Olympia — Washington state will deliver more highway projects with federal American Recovery and Reinvestment Act funds than first envisioned, because of the recent trend toward lower construction bids.
As of June 1, the Washington State Department of Transportaiton has awarded 15 state stimulus contracts worth $64 million, averaging 21% below estimates. Between July 1, 2008, and April 30, 2009, WSDOT awarded 115 contracts, 100 of which came in an average of 29.5 % below cost estimates.
These low bids reverse a trend from 2004 to 2008, when inflation in the cost of highway project construction caused cost escalations of 42 percent.
Contractor bids on city and county stimulus projects around the state are also coming in lower than expected.
To date, 63% of the local recovery funding has been obligated, with 15 projects awarded and 43 projects now being advertised for bids. Most of Washington’s 147 local highway projects were awarded by the end of June.
Approximately $10 million in local stimulus money is available to fund additional projects due to lower than expected bid results on 15 awarded local projects.
The transportation department will begin applying federal stimulus funds to a secondary list of more than $80 million in projects identified by Governor Chris Gregoire and the Legislature as projects that WSDOT could advance if stimulus funding became available. The first of these projects to receive funding is the Interstate 90-Moses Lake paving project. This nearly $5 million undertaking will begin in early August and be completed by October 2009.
Eugene Area Rapid Transit System Receives Stimulus Dollar Boost
Eugene — The Lane Transit District’s Gateway EmX project, received $2.9 million in funds from the American Recovery and Reinvestment Act to enhance rapid bus transit in Lane County.
The ARRA funding is contributing to the “Gateway EmX Extension”, which will extend the existing EmX service to the Gateway area of Springfield.

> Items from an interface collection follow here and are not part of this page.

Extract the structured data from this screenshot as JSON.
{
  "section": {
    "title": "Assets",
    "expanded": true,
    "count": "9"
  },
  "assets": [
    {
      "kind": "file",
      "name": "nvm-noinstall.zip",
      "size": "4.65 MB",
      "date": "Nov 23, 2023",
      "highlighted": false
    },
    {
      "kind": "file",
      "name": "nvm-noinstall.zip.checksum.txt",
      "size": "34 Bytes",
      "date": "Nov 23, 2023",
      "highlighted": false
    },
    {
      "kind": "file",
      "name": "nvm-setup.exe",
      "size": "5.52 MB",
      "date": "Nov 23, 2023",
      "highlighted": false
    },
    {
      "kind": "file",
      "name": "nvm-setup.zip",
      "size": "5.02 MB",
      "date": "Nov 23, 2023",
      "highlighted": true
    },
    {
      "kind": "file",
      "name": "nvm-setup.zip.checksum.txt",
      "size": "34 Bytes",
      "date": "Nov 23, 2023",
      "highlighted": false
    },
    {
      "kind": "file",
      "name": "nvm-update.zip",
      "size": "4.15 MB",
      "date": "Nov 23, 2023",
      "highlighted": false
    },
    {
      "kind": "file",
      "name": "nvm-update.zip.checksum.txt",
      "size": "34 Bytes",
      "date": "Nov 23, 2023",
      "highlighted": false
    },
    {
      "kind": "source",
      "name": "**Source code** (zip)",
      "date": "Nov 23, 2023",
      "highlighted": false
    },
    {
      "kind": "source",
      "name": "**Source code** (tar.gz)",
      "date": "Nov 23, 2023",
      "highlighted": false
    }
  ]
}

When the new service becomes operational, each EmX vehicle will travel the entire route from downtown Eugene to downtown Springfield to the Gateway area, and back again.
The $41 million project will create 400 jobs during its two-year construction phase and will improve the transportation system in Eugene-Springfield. Ninety-three percent of the cost will be funded by federal and state construction dollars, including $5.4 million from ConnectOregon I grants. LTD is investing a local match of nearly $3 million.
Community Grants Improve Local Water Systems Throughout State
Salem — The Oregon Economic and Community Development Department (OECDD) awarded federal recovery funds to 18 Oregon community water systems totaling $27.8 million to help construct and improve to drinking water systems across the state.
The Department combined the $27.8 million if federal funding from ARRA with $13.9 million in existing state funds and local funds to help finance 18 projects with a total value of $45.2 million. Overall, more than 50% of the Safe Drinking Water funds awarded will go to local community water systems in the form of grants or forgivable loans. The remaining amounts were loaned to the communities for 20 years at a 3% interest rate.
OECDD staff reviewed 112 applications submitted from across the state. At least 20% of the funds provided have to be used for green infrastructure, water and energy efficiency improvements and other environmentally innovative projects.
Communities are expected to execute contracts by the end of July and federal requirements call for projects to be under construction no later than next March.
BR Receives Money to Improve Fish Habitat, Waterways
Washington, D.C. — A $1 billion economic “stimulus” package aims to help repair the West’s water infrastructure and help address long-term water supply challenges.
Of the $1 billion to be invested by the Bureau of Reclamation over the next year and a half, $125.2 million will be spent in the Pacific Northwest to make irrigation systems more efficient and provide critical fixes at federal salmon hatcheries in central Washington
About $50 million will go toward construction of Weber Siphon Complex, which will eliminate a water delivery bottleneck at the East Low Canal and Interstate 90 near Moses Lake, Wash. The siphons will assist in alleviating declining ground water tables and will reduce well-pump energy costs.